News Desk |
It is said that those who do not learn from history are bound to repeat it. But to learn from history, one must cut through all the confusion, misrepresentations, intrigue and conspiracy theories that often cloud historical facts. How does one learn from past events when different people who were part of the drama write different versions of the same events? One such period in Pakistan’s history is that of the Kargil War and the events leading up to the military coup soon after it.
A lot has been written about the Kargil ‘episode’ but various truths and untruths are mixed up in the never-ending blame that’s part of Pakistani politics.
Who was responsible for Kargil? Was it the civilian leadership or the top military brass of the country? Is the civil-military dichotomy even useful to understanding the events that changed the course of the country’s history during the Kargil conflict? Nasim Zahra answers these questions in his well-researched book, which was expected to be released for a number of years.
It was announced that a book by the author was coming up at least a couple of years before its release. Indeed, many years-more than a decade, to be fair, have gone into the research for this book. Nasim Zahra cuts through the confusion surrounding the Kargil war and how it led to the coup. It was well worth the wait.
The book relies on memoirs by those involved in the events, newspaper articles of the day, written exchanges and interviews with top government officials in Pakistan, the US and India who were there to witness first-hand how events unfolded.
Rarely does the author herself point fingers or blames any decision maker for the crisis the country went through. Instead, she quotes people who were responsible for back-channel diplomacy between India and Pakistan at the height of the crisis and those that were present in closed-door secretive meetings where all decisions were made. The reader can then decide for himself or herself as to who was responsible for what in the Kargil crisis and to what extent.
The author presents all aspects of the Kargil ‘episode.’ She covers the tactical and operational aspects as well as the strategic aspects.
She explains, with the help of maps, how harsh the terrain really was where Pakistani and Indian troops fought. These maps also aid in understanding the movement and position of the troops, which positions, if held were tactically advantageous and where the important supply lines were.
At the same time, she brings the reader back to the political scenario where the battle the troops were fighting had real time diplomatic and strategic consequences for their countries. Opposition camps in both India and Pakistan banked on the Kargil crisis to pressurize the sitting government.
She goes on to quote various Indian and Pakistani army officers involved in the fighting which gives life to the author’s account of how tough it really was to survive up there. After going through the political ramifications of the Kargil war, the author then focuses on the battlefield again. This continues throughout the book. The reader is thus able to relive the crisis as it occurred on the world stage and as the fighting went on in the battlefield.
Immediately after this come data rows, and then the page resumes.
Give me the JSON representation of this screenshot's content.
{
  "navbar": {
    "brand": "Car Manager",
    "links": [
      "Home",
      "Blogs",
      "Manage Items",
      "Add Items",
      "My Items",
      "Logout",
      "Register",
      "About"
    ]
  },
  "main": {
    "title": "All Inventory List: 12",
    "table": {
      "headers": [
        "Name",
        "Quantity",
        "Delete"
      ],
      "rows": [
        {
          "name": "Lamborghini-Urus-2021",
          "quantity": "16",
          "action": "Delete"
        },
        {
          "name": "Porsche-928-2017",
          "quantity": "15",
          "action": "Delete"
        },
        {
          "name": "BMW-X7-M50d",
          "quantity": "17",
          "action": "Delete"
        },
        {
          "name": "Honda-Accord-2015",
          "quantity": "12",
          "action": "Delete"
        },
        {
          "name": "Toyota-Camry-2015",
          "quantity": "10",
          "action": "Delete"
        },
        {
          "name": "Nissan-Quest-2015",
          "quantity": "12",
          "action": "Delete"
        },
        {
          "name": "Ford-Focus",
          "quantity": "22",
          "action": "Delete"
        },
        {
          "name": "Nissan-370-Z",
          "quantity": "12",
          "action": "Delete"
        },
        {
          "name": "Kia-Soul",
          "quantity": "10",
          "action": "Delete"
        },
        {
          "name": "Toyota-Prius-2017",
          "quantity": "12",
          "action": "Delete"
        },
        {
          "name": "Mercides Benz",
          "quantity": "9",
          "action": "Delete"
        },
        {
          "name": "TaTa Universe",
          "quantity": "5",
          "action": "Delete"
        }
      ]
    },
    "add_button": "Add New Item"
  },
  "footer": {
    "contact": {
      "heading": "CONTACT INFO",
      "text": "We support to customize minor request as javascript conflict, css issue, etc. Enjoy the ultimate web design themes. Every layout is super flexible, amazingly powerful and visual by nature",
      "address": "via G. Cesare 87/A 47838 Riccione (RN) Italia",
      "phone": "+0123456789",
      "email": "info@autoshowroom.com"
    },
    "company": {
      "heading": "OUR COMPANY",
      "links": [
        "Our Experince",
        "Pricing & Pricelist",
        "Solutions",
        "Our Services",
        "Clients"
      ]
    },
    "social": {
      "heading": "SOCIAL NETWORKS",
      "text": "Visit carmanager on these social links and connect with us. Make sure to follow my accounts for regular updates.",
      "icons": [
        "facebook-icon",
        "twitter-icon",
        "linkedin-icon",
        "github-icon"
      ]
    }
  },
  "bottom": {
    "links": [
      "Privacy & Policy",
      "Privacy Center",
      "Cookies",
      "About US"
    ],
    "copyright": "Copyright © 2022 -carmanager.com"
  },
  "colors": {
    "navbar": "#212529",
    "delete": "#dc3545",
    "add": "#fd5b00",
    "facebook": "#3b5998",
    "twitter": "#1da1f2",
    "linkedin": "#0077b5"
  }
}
She also goes through some military terminologies and abbreviations before mentioning which division and brigades from Pakistan actually went up to the highest and toughest battlefield.
It is useful to get familiarized with these terms the first time they are used because they will come up often during the book.
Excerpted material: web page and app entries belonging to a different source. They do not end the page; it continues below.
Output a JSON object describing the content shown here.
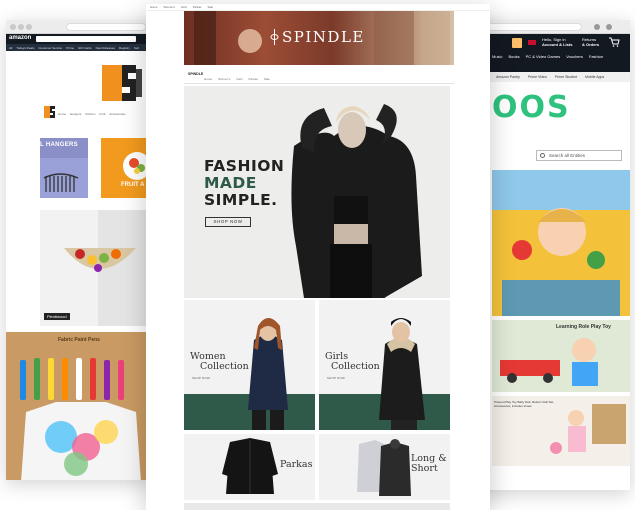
{
  "left_window": {
    "logo_text": "amazon",
    "nav_items": [
      "All",
      "Todays Deals",
      "Customer Service",
      "Prime",
      "Gift Cards",
      "New Releases",
      "Registry",
      "Sell"
    ],
    "store_tabs": [
      "Home",
      "Hangers",
      "Kitchen",
      "Fruit",
      "Accessories"
    ],
    "hangers_label": "L HANGERS",
    "fruit_label": "FRUIT A",
    "bowl_tag": "Plentiwood",
    "paint_label": "Fabric Paint Pens"
  },
  "right_window": {
    "account_line1": "Hello, Sign in",
    "account_line2": "Account & Lists",
    "returns_line1": "Returns",
    "returns_line2": "& Orders",
    "nav_items": [
      "Music",
      "Books",
      "PC & Video Games",
      "Vouchers",
      "Fashion"
    ],
    "subnav_items": [
      "Amazon Pantry",
      "Prime Video",
      "Prime Student",
      "Mobile Apps"
    ],
    "brand_fragment": "OOS",
    "search_placeholder": "Search all Entities",
    "toy_label": "Learning Role Play Toy",
    "doll_label": "Pretend Play Toy Baby Doll, Reborn Doll Set, Accessories, includes shoes"
  },
  "center_window": {
    "brand": "SPINDLE",
    "subnav_brand": "SPINDLE",
    "subnav_links": [
      "Home",
      "Women's",
      "Girls",
      "Parkas",
      "Sale"
    ],
    "headline_line1": "FASHION",
    "headline_line2": "MADE",
    "headline_line3": "SIMPLE.",
    "shop_now": "SHOP NOW",
    "women_title_1": "Women",
    "women_title_2": "Collection",
    "women_shop": "SHOP NOW",
    "girls_title_1": "Girls",
    "girls_title_2": "Collection",
    "girls_shop": "SHOP NOW",
    "parkas_title": "Parkas",
    "long_title_1": "Long &",
    "long_title_2": "Short",
    "accent_color": "#2f5a4a"
  }
}
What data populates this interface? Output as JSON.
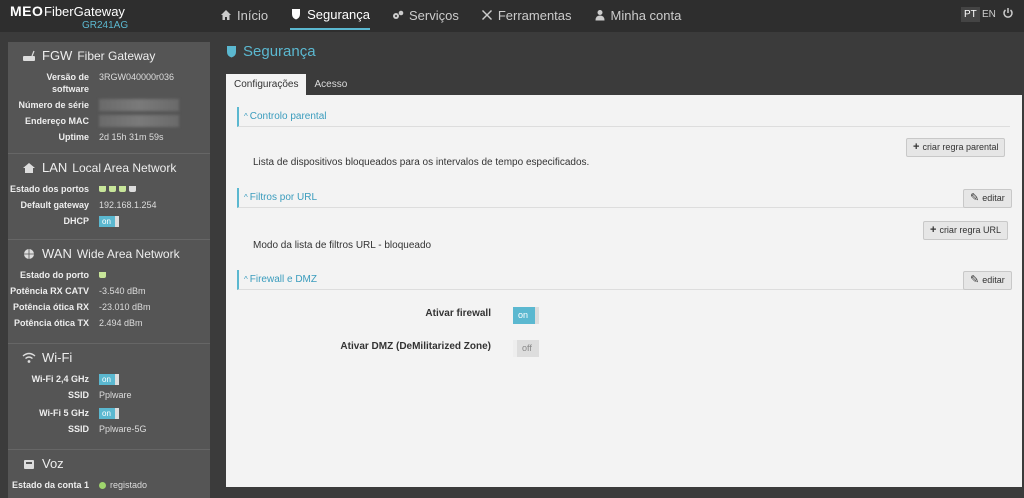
{
  "brand": {
    "meo": "MEO",
    "product": "FiberGateway",
    "model": "GR241AG"
  },
  "nav": [
    {
      "label": "Início",
      "icon": "home-icon"
    },
    {
      "label": "Segurança",
      "icon": "shield-icon"
    },
    {
      "label": "Serviços",
      "icon": "gears-icon"
    },
    {
      "label": "Ferramentas",
      "icon": "tools-icon"
    },
    {
      "label": "Minha conta",
      "icon": "user-icon"
    }
  ],
  "languages": [
    "PT",
    "EN"
  ],
  "sidebar": {
    "fgw": {
      "title_short": "FGW",
      "title": "Fiber Gateway",
      "version_label": "Versão de software",
      "version_value": "3RGW040000r036",
      "serial_label": "Número de série",
      "mac_label": "Endereço MAC",
      "uptime_label": "Uptime",
      "uptime_value": "2d 15h 31m 59s"
    },
    "lan": {
      "title_short": "LAN",
      "title": "Local Area Network",
      "ports_label": "Estado dos portos",
      "gateway_label": "Default gateway",
      "gateway_value": "192.168.1.254",
      "dhcp_label": "DHCP",
      "dhcp_value": "on"
    },
    "wan": {
      "title_short": "WAN",
      "title": "Wide Area Network",
      "port_label": "Estado do porto",
      "rx_catv_label": "Potência RX CATV",
      "rx_catv_value": "-3.540 dBm",
      "rx_label": "Potência ótica RX",
      "rx_value": "-23.010 dBm",
      "tx_label": "Potência ótica TX",
      "tx_value": "2.494 dBm"
    },
    "wifi": {
      "title": "Wi-Fi",
      "w24_label": "Wi-Fi 2,4 GHz",
      "w24_value": "on",
      "ssid_label": "SSID",
      "ssid24": "Pplware",
      "w5_label": "Wi-Fi 5 GHz",
      "w5_value": "on",
      "ssid5": "Pplware-5G"
    },
    "voz": {
      "title": "Voz",
      "account_label": "Estado da conta 1",
      "account_value": "registado"
    }
  },
  "main": {
    "title": "Segurança",
    "tabs": [
      "Configurações",
      "Acesso"
    ],
    "parental": {
      "header": "Controlo parental",
      "button": "criar regra parental",
      "desc": "Lista de dispositivos bloqueados para os intervalos de tempo especificados."
    },
    "url": {
      "header": "Filtros por URL",
      "edit": "editar",
      "button": "criar regra URL",
      "desc": "Modo da lista de filtros URL - bloqueado"
    },
    "firewall": {
      "header": "Firewall e DMZ",
      "edit": "editar",
      "fw_label": "Ativar firewall",
      "fw_value": "on",
      "dmz_label": "Ativar DMZ (DeMilitarized Zone)",
      "dmz_value": "off"
    }
  }
}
The first chapter of the book begins with some history of Pakistan. This is useful because it provides some context to analyze why something like the Kargil war does not seem altogether surprising, given the relations between the two neighbors. The book then goes on to explain when the plan was actually drawn up, ignored and finally reconsidered – all of which took more than a decade. The author then focuses on the domestic situation in Pakistan. Gradually, the book opens up to global politics and international players, Washington and Beijing in particular. Finally, the author closes in on the domestic situation again and how the crisis was handled or mishandled, depending on your take of what seems to have happened. As the writer aptly puts it, in times of crisis, the civil-military divide in Pakistan got ‘crystallized.’
Read more : South Asia must heed the lessons from history!
The final chapter poses and then answers some key questions surrounding the conflict. Was the then Prime Minister Nawaz Sharif informed about the Kargil operation? Did the 4th July meeting between Nawaz Sharif and Bill Clinton take place at a time when the Pakistan military was on a winning curve – a meeting that led to the announcement of the withdrawal of Pakistani troops? Was there nuclear blackmail, during the conflict, by Pakistan? Was it necessary for the Prime Minister to dash to Washington for a hurriedly planned meeting? And finally, was the coup inevitable?
These enduring questions are answered comprehensively by Nasim Zahra’s well-researched and much-needed book. There have been various memoirs and books by individuals who were part of the drama that was the Kargil war but none gives as wholesome, unbiased and complete a picture of what truly happened as “From Kargil to the Coup: Events that shook Pakistan.”